PROBLEM => A complete answer lists every line of the material where the string "extension" occurs.

[DATA TO EXAMINE — start]

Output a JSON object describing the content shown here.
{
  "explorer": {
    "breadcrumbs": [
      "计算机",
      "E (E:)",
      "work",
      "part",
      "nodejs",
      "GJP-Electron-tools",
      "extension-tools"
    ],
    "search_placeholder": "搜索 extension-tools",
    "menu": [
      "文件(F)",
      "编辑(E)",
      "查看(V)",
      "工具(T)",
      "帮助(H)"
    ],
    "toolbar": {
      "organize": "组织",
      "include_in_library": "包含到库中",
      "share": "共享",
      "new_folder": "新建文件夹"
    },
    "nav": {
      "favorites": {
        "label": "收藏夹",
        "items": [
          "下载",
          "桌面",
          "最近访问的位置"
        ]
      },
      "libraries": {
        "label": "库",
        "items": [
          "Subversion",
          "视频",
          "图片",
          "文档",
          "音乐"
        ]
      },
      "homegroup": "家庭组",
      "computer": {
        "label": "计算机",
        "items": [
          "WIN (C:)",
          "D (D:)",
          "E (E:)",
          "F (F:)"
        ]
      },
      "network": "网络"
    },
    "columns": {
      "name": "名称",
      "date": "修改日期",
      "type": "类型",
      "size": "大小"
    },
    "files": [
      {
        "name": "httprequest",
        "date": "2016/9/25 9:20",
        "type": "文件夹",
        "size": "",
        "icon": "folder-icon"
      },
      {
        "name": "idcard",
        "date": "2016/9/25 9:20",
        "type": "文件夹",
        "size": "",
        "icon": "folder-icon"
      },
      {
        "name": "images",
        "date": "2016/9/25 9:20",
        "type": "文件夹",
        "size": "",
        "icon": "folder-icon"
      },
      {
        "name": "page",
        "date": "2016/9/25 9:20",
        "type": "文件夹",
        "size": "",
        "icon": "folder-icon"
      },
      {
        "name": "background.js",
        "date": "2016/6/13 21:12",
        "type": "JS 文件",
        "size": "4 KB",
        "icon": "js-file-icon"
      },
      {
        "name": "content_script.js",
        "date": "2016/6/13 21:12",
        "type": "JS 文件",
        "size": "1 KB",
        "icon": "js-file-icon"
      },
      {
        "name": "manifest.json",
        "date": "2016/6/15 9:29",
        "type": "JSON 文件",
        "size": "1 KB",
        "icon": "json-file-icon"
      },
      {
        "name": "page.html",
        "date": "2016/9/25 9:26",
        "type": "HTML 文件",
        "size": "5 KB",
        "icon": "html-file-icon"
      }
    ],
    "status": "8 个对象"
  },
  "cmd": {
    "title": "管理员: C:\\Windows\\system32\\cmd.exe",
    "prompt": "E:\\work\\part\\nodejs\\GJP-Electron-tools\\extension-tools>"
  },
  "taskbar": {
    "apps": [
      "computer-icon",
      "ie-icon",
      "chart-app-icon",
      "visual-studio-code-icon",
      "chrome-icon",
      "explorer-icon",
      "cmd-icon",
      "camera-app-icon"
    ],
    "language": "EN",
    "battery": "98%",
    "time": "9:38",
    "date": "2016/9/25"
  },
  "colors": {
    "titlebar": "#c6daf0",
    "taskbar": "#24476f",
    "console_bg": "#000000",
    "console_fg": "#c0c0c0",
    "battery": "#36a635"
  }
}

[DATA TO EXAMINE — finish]
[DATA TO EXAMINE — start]

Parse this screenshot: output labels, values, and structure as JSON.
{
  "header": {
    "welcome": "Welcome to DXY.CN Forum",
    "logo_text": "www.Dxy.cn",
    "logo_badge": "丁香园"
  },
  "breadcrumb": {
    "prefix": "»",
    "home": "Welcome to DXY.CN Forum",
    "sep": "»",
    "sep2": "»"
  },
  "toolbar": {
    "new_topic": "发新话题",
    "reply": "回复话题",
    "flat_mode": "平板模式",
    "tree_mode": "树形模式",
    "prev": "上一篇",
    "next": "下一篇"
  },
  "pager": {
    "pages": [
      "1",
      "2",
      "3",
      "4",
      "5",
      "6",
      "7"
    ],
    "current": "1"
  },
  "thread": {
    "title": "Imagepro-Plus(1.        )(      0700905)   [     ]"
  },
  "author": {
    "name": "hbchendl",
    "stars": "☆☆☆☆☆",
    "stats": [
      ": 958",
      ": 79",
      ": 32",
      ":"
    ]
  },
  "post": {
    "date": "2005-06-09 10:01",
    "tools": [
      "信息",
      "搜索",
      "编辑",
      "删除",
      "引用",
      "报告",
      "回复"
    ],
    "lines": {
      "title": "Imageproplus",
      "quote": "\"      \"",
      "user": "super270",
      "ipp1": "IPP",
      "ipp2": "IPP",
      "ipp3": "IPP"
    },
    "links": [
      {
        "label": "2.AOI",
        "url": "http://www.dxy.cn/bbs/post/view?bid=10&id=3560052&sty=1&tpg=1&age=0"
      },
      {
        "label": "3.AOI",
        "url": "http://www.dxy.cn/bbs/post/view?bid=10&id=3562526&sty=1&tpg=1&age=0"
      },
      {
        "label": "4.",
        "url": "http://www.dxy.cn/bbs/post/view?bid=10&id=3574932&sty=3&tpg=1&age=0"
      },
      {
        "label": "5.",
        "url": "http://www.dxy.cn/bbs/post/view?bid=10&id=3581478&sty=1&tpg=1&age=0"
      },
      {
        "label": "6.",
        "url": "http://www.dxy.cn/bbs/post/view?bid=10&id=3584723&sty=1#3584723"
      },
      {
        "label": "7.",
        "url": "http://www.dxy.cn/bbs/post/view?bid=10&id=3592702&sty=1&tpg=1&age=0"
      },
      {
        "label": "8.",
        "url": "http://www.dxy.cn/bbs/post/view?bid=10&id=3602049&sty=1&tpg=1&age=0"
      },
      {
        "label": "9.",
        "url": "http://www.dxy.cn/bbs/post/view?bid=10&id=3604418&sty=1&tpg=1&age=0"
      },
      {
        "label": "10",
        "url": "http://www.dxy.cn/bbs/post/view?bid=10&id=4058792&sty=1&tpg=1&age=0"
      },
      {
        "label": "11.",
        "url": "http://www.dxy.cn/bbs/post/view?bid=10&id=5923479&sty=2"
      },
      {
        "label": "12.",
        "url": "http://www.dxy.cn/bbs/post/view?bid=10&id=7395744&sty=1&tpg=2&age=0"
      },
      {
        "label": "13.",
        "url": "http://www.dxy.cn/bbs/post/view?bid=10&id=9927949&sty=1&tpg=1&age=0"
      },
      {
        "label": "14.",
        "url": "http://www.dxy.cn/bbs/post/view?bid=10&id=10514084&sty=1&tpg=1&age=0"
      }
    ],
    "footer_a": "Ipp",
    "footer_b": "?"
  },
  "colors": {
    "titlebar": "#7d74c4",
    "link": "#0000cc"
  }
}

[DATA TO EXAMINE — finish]

SOLUTION FOR THIS TASK =>
      "extension-tools"
    "search_placeholder": "搜索 extension-tools",
    "prompt": "E:\\work\\part\\nodejs\\GJP-Electron-tools\\extension-tools>"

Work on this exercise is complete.